NEWS FLASH: BPA curtails NW generation due to high river flows

In an action similar to one taken in the spring of 2011, the Bonneville Power Administration (BPA) ordered Pacific Northwest power generators to curtail production on April 29 and April 30 because of a surplus of hydropower coupled with low demand for electricity.

“We displaced 5,118 MWh on Sunday, and 5,800 MWh during early Monday,” a BPA spokesperson told TransmissionHub on April 30.  “We had a situation where we had lots of water in the river and lots of wind, [but] didn’t have the demand for that amount of power.”

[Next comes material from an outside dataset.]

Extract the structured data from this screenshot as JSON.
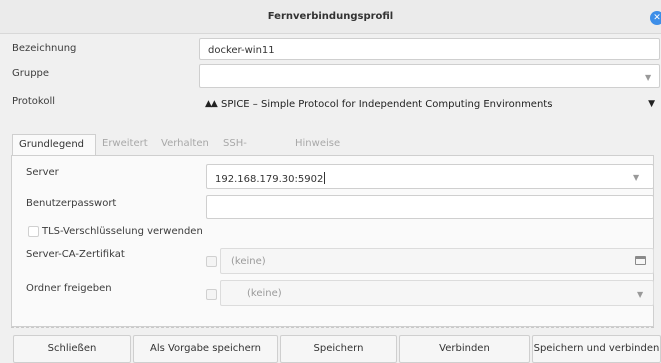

The spokesperson said the agency works with thermal generators to displace that source of power first.  “Typically, the thermal plants shut down [first] because they can save on fuel costs,” the spokesperson said, “but wind producers have production tax credits and renewable energy credits that depend on continued wind generation.”

Due to low demand, thermal generators had already decreased their generation to minimum levels by early Sunday morning, so all the generation curtailed on Sunday was wind.

The agency curtailed thermal generation as well as wind generation on Monday morning but, as of press time, did not have a breakdown of how much of which type of resource was curtailed.

Last spring, BPA curtailed wind turbines during a period of high water flows in the Columbia River. The agency was forced to route the water through power-generating turbines because spilling the large quantity of water over spillways would have increased total dissolved gasses to a level that would endanger salmon.

The curtailment prompted wind producers to file a complaint with FERC, accusing the BPA of violating contracts for firm transmission rights and of treating them in a discriminatory manner. FERC responded with an order finding that BPA’s curtailment policy represented noncomparable transmission service and requiring BPA to file a revised tariff to provide transmission service on conditions comparable to those it gives itself.

The agency filed a protocol with FERC on March 6 that is intended to help reimburse wind generators for those lost credits, but that protocol has been widely criticized by area wind producers as not going far enough.